An SEC First

Millspaugh is first recipient of MU's SEC Faculty Achievement Award

Joshua J. Millspaugh, Pauline O’Connor Distinguished Professor of Wildlife Management, was chosen as the first recipient of the University of Missouri’s Southeastern Conference Faculty Achievement Award.

This annual award recognizes one professor from each of the 14 SEC member universities who have meritorious records in teaching and scholarship and who serve as role models for other faculty and students.

To be eligible to receive the SEC Faculty Achievement Award, a professor must be a teacher or scholar at an SEC university; have achieved the rank of full professor at an SEC university; have a record of extraordinary teaching; and have a record of scholarship that is recognized nationally and/or internationally.

Josh MillspaughMillspaugh will receive a $5,000 honorarium from the SEC and will become MU’s nominee for the SEC Professor of the Year Award.

Millspaugh has published approximately 170 journal articles and book chapters, as well as four books.
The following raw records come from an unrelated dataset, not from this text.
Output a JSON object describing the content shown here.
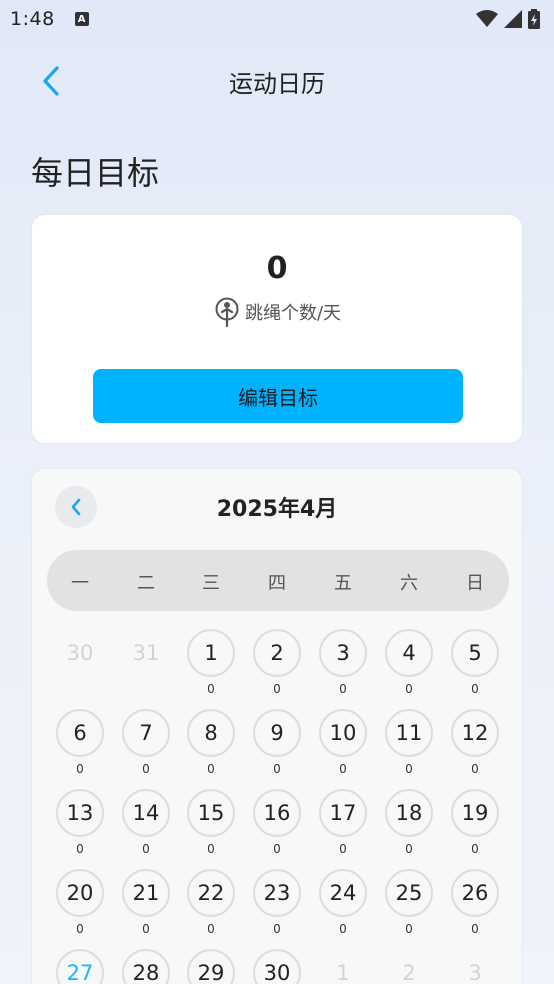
{
  "status_bar": {
    "time": "1:48",
    "notification": "A"
  },
  "header": {
    "title": "运动日历"
  },
  "daily_goal": {
    "section_title": "每日目标",
    "value": "0",
    "unit": "跳绳个数/天",
    "edit_button": "编辑目标"
  },
  "calendar": {
    "month_label": "2025年4月",
    "weekdays": [
      "一",
      "二",
      "三",
      "四",
      "五",
      "六",
      "日"
    ],
    "weeks": [
      [
        {
          "d": "30",
          "c": "",
          "faded": true
        },
        {
          "d": "31",
          "c": "",
          "faded": true
        },
        {
          "d": "1",
          "c": "0"
        },
        {
          "d": "2",
          "c": "0"
        },
        {
          "d": "3",
          "c": "0"
        },
        {
          "d": "4",
          "c": "0"
        },
        {
          "d": "5",
          "c": "0"
        }
      ],
      [
        {
          "d": "6",
          "c": "0"
        },
        {
          "d": "7",
          "c": "0"
        },
        {
          "d": "8",
          "c": "0"
        },
        {
          "d": "9",
          "c": "0"
        },
        {
          "d": "10",
          "c": "0"
        },
        {
          "d": "11",
          "c": "0"
        },
        {
          "d": "12",
          "c": "0"
        }
      ],
      [
        {
          "d": "13",
          "c": "0"
        },
        {
          "d": "14",
          "c": "0"
        },
        {
          "d": "15",
          "c": "0"
        },
        {
          "d": "16",
          "c": "0"
        },
        {
          "d": "17",
          "c": "0"
        },
        {
          "d": "18",
          "c": "0"
        },
        {
          "d": "19",
          "c": "0"
        }
      ],
      [
        {
          "d": "20",
          "c": "0"
        },
        {
          "d": "21",
          "c": "0"
        },
        {
          "d": "22",
          "c": "0"
        },
        {
          "d": "23",
          "c": "0"
        },
        {
          "d": "24",
          "c": "0"
        },
        {
          "d": "25",
          "c": "0"
        },
        {
          "d": "26",
          "c": "0"
        }
      ],
      [
        {
          "d": "27",
          "c": "",
          "today": true
        },
        {
          "d": "28",
          "c": ""
        },
        {
          "d": "29",
          "c": ""
        },
        {
          "d": "30",
          "c": ""
        },
        {
          "d": "1",
          "c": "",
          "faded": true
        },
        {
          "d": "2",
          "c": "",
          "faded": true
        },
        {
          "d": "3",
          "c": "",
          "faded": true
        }
      ]
    ]
  },
  "icons": {
    "back": "chevron-left-icon",
    "prev_month": "chevron-left-icon",
    "goal": "jump-rope-person-icon"
  },
  "colors": {
    "accent": "#00b3ff",
    "today": "#1ab3ff"
  }
}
He has received The Wildlife Society Best Article Award, the Missouri Department of Conservation “Outstanding Research Collaborator” award, and was named the U.S. Department of Agriculture National Teacher of the Year in 2008. His research has been highlighted on NBC’s Today Show, the CBS Evening News, the History Channel and PBS.

“The most rewarding thing about my research is the opportunity to work with students and watch them develop,” Millspaugh said. “I also really enjoy working with management agencies, like the Missouri Department of Conservation and seeing what the students and department develop and how they are implemented.”
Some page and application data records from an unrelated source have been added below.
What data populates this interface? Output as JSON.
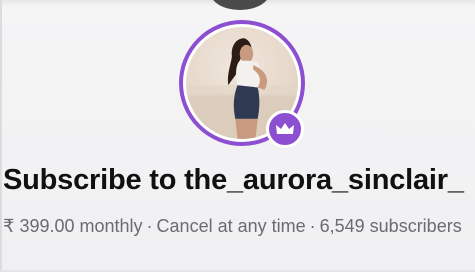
{
  "profile": {
    "avatar_alt": "",
    "badge_icon": "crown-icon",
    "accent_color": "#8d4fd1"
  },
  "subscribe": {
    "title": "Subscribe to the_aurora_sinclair_"
  },
  "meta": {
    "price": "₹ 399.00 monthly",
    "separator": "·",
    "cancel_note": "Cancel at any time",
    "subscribers": "6,549 subscribers"
  }
}
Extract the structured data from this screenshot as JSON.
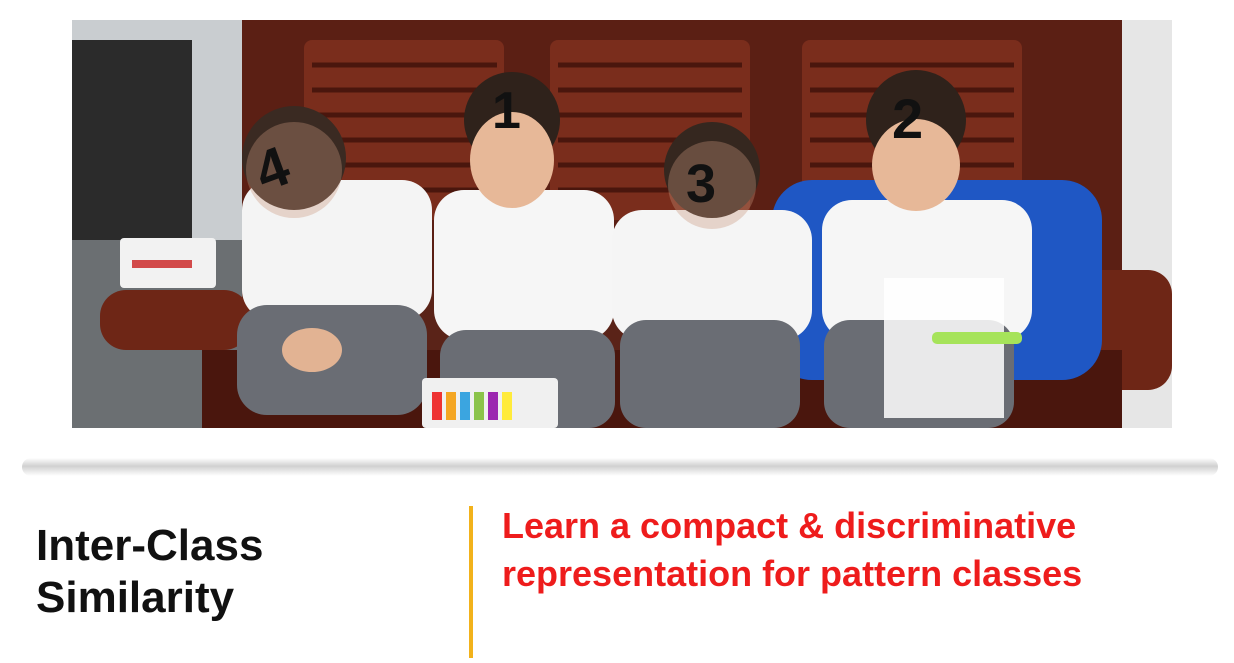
{
  "slide": {
    "heading_line1": "Inter-Class",
    "heading_line2": "Similarity",
    "statement_line1": "Learn a compact & discriminative",
    "statement_line2": "representation for pattern classes"
  },
  "photo": {
    "description_icon": "photo-children-on-bench",
    "head_digits": [
      "4",
      "1",
      "3",
      "2"
    ]
  },
  "colors": {
    "heading": "#111111",
    "statement": "#ee1c1c",
    "accent_line": "#f2b21b",
    "bench": "#5a2318"
  }
}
Millspaugh and his students do research work in Missouri, as well as western states and South Africa. Millspaugh is leading the research on the ecology and management of reintroduced elk in Missouri. In Wyoming, he is leading a study to investigate the effects of wind energy development on sage-grouse. Millspaugh is also researching elephant movements and stress physiology from ecotourism in South Africa.

Originally from New York, Millspaugh moved to Columbia to take a position as an assistant professor after receiving his Ph.D. in 1999 from the University of Washington. Millspaugh, his wife Rami and their three-year-old son Owen enjoy spending time in the cabin they built in New York.

“I love the culture here at Mizzou,” Millspaugh said. “I especially love the culture of CAFNR. The faculty and staff truly care about the students and teaching. That is hard to find in a big research institute. I am so thankful for the wonderful support network in the administrative side of CAFNR, from the Dean to the department chair. CAFNR has been a great place for me to develop a career.”